18 August 2008
Bugstock Fall 2008 was a great success (as usual)...with a lot of the usual suspects in attendance (and of the six & eight-legged kind as well!). Robber flies (Family Asilidae) seemed to rule the weekend, with at least three (maybe four...Gayle?) species of Diogmites! Also, we were able to photograph Triorla interrupta with prey (skipper sp. pictured below).
Posted by James W. Beck at 08:39
10 July 2008
I began full-time work at the Acadiana Park Nature Station as a Naturalist on June 15, 2008. I had worked here previously (albeit very briefly) in 2002, before going to the Zoo of Acadiana. We've been extremely busy around the Station lately, as Stacey (Scarce) is on vacation for three weeks. I have, however, not neglected to obtain numerous insect and spider images while working over the last several weeks. I'll post a few here tonight, just to get things kick-started, and come back over the next few days and add more, with more text. So.....having said all that, here are some of the highlights that have been around the Station lately:

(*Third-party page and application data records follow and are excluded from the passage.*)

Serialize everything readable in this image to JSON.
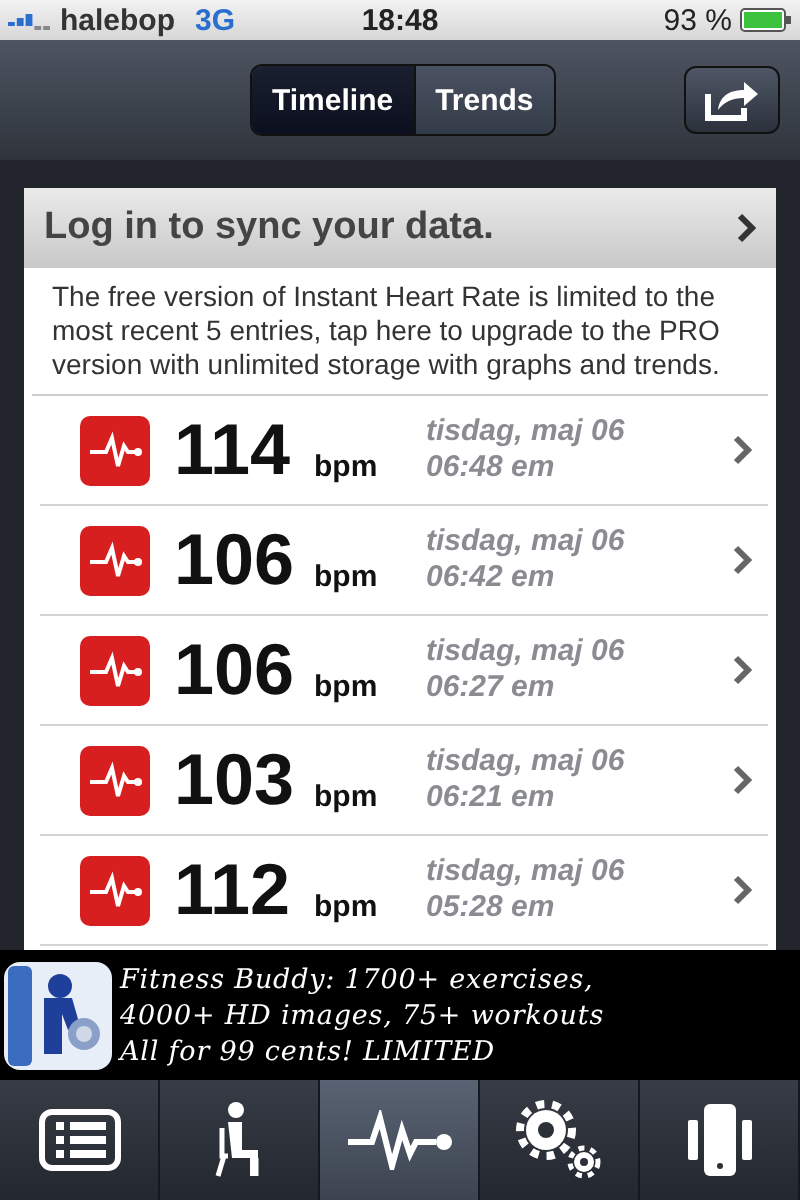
{
  "status_bar": {
    "carrier": "halebop",
    "network": "3G",
    "time": "18:48",
    "battery": "93 %"
  },
  "nav": {
    "segments": [
      {
        "label": "Timeline",
        "selected": true
      },
      {
        "label": "Trends",
        "selected": false
      }
    ]
  },
  "login": {
    "label": "Log in to sync your data."
  },
  "notice": "The free version of Instant Heart Rate is limited to the most recent 5 entries, tap here to upgrade to the PRO version with unlimited storage with graphs and trends.",
  "entries": [
    {
      "value": "114",
      "unit": "bpm",
      "date": "tisdag, maj 06",
      "time": "06:48 em"
    },
    {
      "value": "106",
      "unit": "bpm",
      "date": "tisdag, maj 06",
      "time": "06:42 em"
    },
    {
      "value": "106",
      "unit": "bpm",
      "date": "tisdag, maj 06",
      "time": "06:27 em"
    },
    {
      "value": "103",
      "unit": "bpm",
      "date": "tisdag, maj 06",
      "time": "06:21 em"
    },
    {
      "value": "112",
      "unit": "bpm",
      "date": "tisdag, maj 06",
      "time": "05:28 em"
    }
  ],
  "ad": {
    "lines": [
      "Fitness Buddy: 1700+ exercises,",
      "4000+ HD images, 75+ workouts",
      "All for 99 cents! LIMITED"
    ]
  },
  "tab_bar": [
    {
      "kind": "list",
      "selected": false
    },
    {
      "kind": "person",
      "selected": false
    },
    {
      "kind": "pulse",
      "selected": true
    },
    {
      "kind": "settings",
      "selected": false
    },
    {
      "kind": "device",
      "selected": false
    }
  ]
}
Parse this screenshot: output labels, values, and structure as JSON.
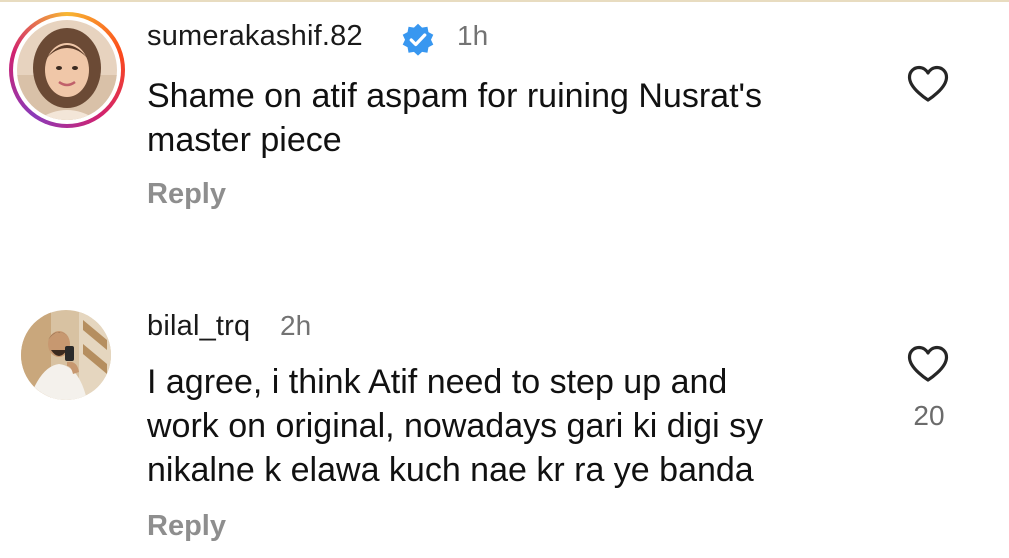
{
  "comments": [
    {
      "username": "sumerakashif.82",
      "verified": true,
      "time": "1h",
      "text_lines": [
        "Shame on atif aspam for ruining Nusrat's",
        "master piece"
      ],
      "reply_label": "Reply",
      "like_count": ""
    },
    {
      "username": "bilal_trq",
      "verified": false,
      "time": "2h",
      "text_lines": [
        "I agree, i think Atif need to step up and",
        "work on original, nowadays gari ki digi sy",
        "nikalne k elawa kuch nae kr ra ye banda"
      ],
      "reply_label": "Reply",
      "like_count": "20"
    }
  ],
  "icons": {
    "like": "heart-outline-icon",
    "verified": "verified-badge-icon"
  },
  "colors": {
    "verified_blue": "#3897f0",
    "secondary_text": "#737373",
    "reply_text": "#8e8e8e"
  }
}
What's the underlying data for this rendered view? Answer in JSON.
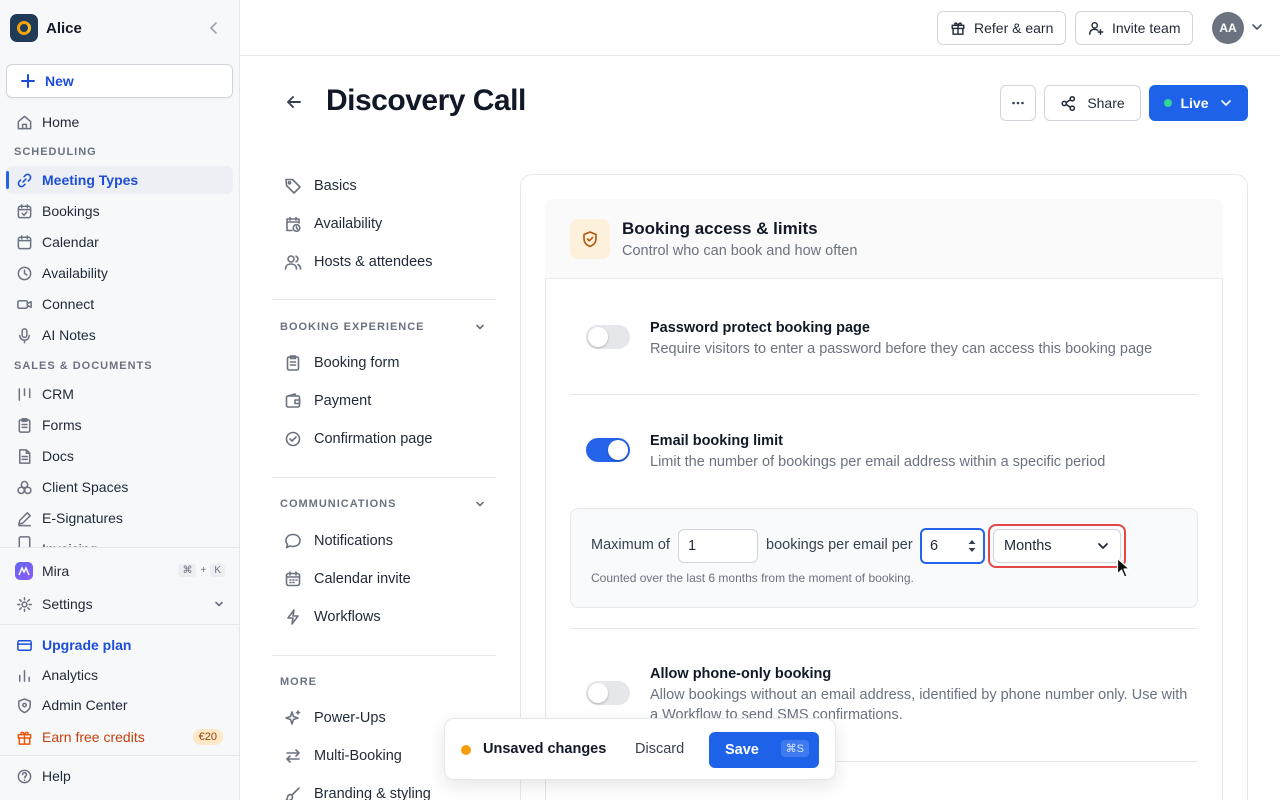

Posted by James W. Beck at 22:58
22 April 2008
The morning after we ran the lights, Michael and I hit the trails to see what diurnal species were active. One of the several species of dragonflies seen is below, a male Eastern amberwing, Perithemis tenera.
Also, there were a few newly emerged common whitetails, Plathemis lydia around the edge of the pond.
I really didn't keep a "running tally" of all the odes but certainly around were common green darners, Anax junius; Eastern pondhawks, Erythemis simplicicollis; roseate skimmers, Orthemis ferruginea; great blue skimmers, Libellula vibrans and blue dashers, Pachydiplax longipennis.
A nice (and rather unusually "tame") buttermilk racer, Coluber constrictor anthricus was hands down the herp of the trip!
I think the most unexpected find however.......is depicted below. -J
Posted by James W. Beck at 01:09
15 April 2008
Friday (11 Apr 08) Michael (Barney) and I ran black and mercury vapor lights up at The Farm in Washington, St. Landry Parish. We ran the rig from ca. 2300-0400 hrs. As you can see by the picture, I forgot poles for the sheets, so we improvised by using sticks and small branches. The night quite obviously belonged to the moths. Species depicted here were the ones most impressive and ones we were able to i.d., either then or after with the help of Zack (Lemann). In order of appearance, they are: luna moth, Actias luna; polyphemus moth, Antheraea polyphemus; Southern pink-striped oakworm moth, Anisota virginiensis pellucida; cecropia moth, Hyalophora cecropia and Desmia funeralis (forgot Common name....sorry! Will add later).
Other things of interest were two fiery searchers, Calosoma scrutator (which for some strange reason, Zack thinks he's getting... :) ) and several six-spotted tiger beetles, Cicindella sexguttata. Plenty of dragonflies and damsels....only a few dragon pics, which I'll post in a separate post. -J
Posted by James W. Beck at 16:40
09 April 2008
26 March 2008
Last night in the Atchafalaya Basin with Tyler Thigpen was a very productive night in terms of quality over quantity. While our main mission is sampling amphibians, we always come across other interesting things. Signs of Spring are getting closer as some of our arthropod friends have become active!
Posted by James W. Beck at 17:46
06 March 2008
Last week my friend and coworker Tyler Thigpen were out in the Basin conducting one of our visual amphibian encounter surveys. When we got make in the truck at one our sites, we had this guy hanging out with us on the ceiling of the Ford. Hopefully, there will be more to come as it continues to warm up. -James
Posted by James W. Beck at 15:30
16 February 2008
We took a trip last weekend to checkout Kisatchie Bayou.We drove past many bug haunts along the way.
Posted by BeetleSource at 09:54
08 January 2008
As most of you already know, I've been discovering all the capabilities of my new camera lately, with my spiders (and others...) as photo subjects. Below are various images of Southern, Latrodectus mactans, Western, L. hesperus and brown, L. geometricus widows.
Posted by James W. Beck at 15:18